Speaking of which, being in preview brings some performance bugs. Some users have spotted lag while vertically scrolling between their app pages. We've run into some issues with the launcher when connecting to a device via Miracast and then disconnecting it.
But overall the launcher is very solid. It's fast and generally fluid, aside from some specific issues. It would be a lie to say that the launcher is perfect but considering it came out last week and has already seen an update, it's clear that Microsoft is working to iron out any kinks.
One of the knocks on Android is that it can take effort and knowledge to set up. Microsoft Launcher is fast and performs well, while also being simple to use. If you are looking for an easier experience on Android or know someone who is, Microsoft Launcher did well in our testing.
Other things that need to be added
In addition to adding more integration with Microsoft services and some more options for customization, there are some features that need to be added to make Microsoft Launcher better as an Android launcher. A big one is a landscape mode. Phones may be getting taller and more portrait mode-oriented but there are still times that landscape mode is just better, like when you're in the car. Above is what Microsoft Launcher looks like if forced into landscape mode by a third party app.
It would also be nice to have the feel of Microsoft Launcher come to the lock screen. The Microsoft Garage app Next Lock Screen is already available and highly rated but is due for a refresh. Adopting Next Lock Screen into the proper family of Microsoft apps on Android — the way Arrow Launcher was — would sprinkle your Android phone experience with Microsoft dust from unlock to everyday use.
Arrow Launcher was good, Microsoft Launcher is even better. While it isn't perfect, it is a well designed, feature rich launcher that allows you to extend your Microsoft experience to and from your Android phone.
Over time, Microsoft can add more features and options to close the gap between your devices even further while also enhancing your phone experience.
If you're looking for an easy to use a launcher that will enhance your overall phone experience as well as phone's connections with Microsoft services and design, Microsoft Launcher is a must-have.
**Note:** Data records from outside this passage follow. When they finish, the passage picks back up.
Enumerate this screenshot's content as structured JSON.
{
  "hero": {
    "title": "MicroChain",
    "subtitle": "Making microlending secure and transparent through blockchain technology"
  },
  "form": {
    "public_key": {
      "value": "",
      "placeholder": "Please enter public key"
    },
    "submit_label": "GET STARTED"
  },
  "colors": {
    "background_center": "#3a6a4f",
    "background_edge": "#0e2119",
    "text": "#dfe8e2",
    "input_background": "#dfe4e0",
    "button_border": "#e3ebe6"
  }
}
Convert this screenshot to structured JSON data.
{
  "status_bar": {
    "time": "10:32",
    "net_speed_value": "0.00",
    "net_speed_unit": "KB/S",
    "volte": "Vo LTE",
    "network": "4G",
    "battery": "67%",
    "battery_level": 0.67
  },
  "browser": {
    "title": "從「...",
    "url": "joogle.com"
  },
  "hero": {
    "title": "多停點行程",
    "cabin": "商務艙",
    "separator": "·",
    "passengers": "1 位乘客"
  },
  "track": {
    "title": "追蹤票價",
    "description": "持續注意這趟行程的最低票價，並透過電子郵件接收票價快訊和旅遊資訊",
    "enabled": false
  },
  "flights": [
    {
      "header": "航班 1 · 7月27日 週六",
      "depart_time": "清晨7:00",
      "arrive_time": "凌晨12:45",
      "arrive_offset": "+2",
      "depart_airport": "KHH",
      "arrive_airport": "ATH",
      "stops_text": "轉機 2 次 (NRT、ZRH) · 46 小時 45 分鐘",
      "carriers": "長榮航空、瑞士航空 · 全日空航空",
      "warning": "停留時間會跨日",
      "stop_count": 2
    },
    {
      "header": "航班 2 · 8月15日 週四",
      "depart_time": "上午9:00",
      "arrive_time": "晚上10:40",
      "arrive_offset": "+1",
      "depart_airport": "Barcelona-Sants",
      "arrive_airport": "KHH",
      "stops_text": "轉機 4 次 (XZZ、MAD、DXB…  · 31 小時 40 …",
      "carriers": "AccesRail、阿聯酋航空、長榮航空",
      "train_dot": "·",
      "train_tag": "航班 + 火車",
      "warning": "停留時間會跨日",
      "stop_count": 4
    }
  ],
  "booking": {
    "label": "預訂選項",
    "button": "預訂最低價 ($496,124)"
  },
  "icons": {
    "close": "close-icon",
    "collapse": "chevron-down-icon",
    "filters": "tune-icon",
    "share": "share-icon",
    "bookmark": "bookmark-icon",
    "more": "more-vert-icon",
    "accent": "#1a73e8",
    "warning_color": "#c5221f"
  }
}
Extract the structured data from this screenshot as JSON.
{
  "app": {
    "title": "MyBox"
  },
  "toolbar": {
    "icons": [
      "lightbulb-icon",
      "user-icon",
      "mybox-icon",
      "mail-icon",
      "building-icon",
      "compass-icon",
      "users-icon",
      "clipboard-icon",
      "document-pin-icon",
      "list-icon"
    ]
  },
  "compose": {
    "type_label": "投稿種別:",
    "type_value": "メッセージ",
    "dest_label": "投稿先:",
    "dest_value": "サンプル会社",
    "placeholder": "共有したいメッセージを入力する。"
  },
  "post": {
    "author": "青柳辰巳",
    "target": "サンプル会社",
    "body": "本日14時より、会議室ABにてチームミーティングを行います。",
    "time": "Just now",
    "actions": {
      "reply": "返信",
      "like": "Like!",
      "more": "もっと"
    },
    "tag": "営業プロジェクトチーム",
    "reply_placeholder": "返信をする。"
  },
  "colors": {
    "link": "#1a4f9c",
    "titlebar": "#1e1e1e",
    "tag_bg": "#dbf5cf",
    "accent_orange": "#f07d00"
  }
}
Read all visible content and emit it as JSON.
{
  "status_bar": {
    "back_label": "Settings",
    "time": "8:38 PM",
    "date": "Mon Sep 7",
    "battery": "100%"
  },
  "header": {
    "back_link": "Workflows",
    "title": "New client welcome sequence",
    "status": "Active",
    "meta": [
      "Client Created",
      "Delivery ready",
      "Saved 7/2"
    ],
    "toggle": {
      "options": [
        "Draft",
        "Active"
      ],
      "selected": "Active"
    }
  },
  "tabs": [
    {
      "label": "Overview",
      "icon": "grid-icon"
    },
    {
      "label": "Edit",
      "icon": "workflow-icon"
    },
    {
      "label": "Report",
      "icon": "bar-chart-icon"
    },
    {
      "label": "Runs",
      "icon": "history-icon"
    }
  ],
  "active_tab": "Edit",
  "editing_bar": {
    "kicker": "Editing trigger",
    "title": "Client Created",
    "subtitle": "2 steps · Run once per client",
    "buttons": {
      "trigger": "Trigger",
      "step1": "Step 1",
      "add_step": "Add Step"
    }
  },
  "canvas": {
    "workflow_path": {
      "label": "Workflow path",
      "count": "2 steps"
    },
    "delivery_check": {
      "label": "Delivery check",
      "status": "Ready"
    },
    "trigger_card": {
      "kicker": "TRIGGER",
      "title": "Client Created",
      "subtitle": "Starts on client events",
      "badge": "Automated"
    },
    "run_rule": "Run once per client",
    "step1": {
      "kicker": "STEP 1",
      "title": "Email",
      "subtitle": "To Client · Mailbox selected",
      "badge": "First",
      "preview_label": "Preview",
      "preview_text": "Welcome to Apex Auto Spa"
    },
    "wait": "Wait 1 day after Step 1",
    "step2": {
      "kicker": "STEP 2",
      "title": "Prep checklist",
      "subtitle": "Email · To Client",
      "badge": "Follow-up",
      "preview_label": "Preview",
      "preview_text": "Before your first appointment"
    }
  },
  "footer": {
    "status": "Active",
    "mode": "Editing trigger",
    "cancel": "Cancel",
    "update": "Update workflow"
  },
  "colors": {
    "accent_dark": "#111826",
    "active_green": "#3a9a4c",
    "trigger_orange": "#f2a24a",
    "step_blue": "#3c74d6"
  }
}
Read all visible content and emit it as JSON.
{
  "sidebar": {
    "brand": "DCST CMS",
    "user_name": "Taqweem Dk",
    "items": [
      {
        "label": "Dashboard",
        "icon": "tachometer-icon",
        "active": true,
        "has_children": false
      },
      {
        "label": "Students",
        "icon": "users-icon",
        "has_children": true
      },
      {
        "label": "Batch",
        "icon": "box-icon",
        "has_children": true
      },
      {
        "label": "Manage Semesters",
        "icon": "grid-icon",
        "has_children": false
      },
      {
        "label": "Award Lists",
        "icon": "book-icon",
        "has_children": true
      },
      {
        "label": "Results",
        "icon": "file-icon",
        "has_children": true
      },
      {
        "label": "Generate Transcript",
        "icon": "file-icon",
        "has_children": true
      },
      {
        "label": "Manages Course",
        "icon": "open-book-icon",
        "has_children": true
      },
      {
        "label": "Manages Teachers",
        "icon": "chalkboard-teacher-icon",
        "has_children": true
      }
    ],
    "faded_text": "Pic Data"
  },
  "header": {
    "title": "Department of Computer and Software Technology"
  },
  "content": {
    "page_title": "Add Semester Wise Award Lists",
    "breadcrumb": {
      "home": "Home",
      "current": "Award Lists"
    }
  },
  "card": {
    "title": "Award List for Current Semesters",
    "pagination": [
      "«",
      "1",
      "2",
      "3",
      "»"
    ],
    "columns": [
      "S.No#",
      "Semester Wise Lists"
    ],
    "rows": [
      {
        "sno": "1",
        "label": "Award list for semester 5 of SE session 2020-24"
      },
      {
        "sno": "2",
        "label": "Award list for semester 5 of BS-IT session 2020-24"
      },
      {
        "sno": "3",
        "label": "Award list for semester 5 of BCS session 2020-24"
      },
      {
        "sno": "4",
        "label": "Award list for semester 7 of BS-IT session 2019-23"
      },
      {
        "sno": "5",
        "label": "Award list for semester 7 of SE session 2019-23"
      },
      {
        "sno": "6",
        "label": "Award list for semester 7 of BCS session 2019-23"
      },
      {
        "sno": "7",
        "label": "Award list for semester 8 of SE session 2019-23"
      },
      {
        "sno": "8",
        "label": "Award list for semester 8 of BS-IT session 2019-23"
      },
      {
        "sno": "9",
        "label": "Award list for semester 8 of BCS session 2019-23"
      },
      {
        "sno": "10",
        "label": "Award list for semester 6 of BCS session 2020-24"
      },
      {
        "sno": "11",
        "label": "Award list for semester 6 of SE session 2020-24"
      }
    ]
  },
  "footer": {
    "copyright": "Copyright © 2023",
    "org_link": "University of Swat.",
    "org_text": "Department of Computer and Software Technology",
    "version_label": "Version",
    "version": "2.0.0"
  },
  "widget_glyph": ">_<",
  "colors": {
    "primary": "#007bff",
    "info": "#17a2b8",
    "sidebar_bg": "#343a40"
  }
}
Do you like Microsoft's decision to launch their own Android launcher? Have you tried Microsoft Launcher yet? Let us know in the comments.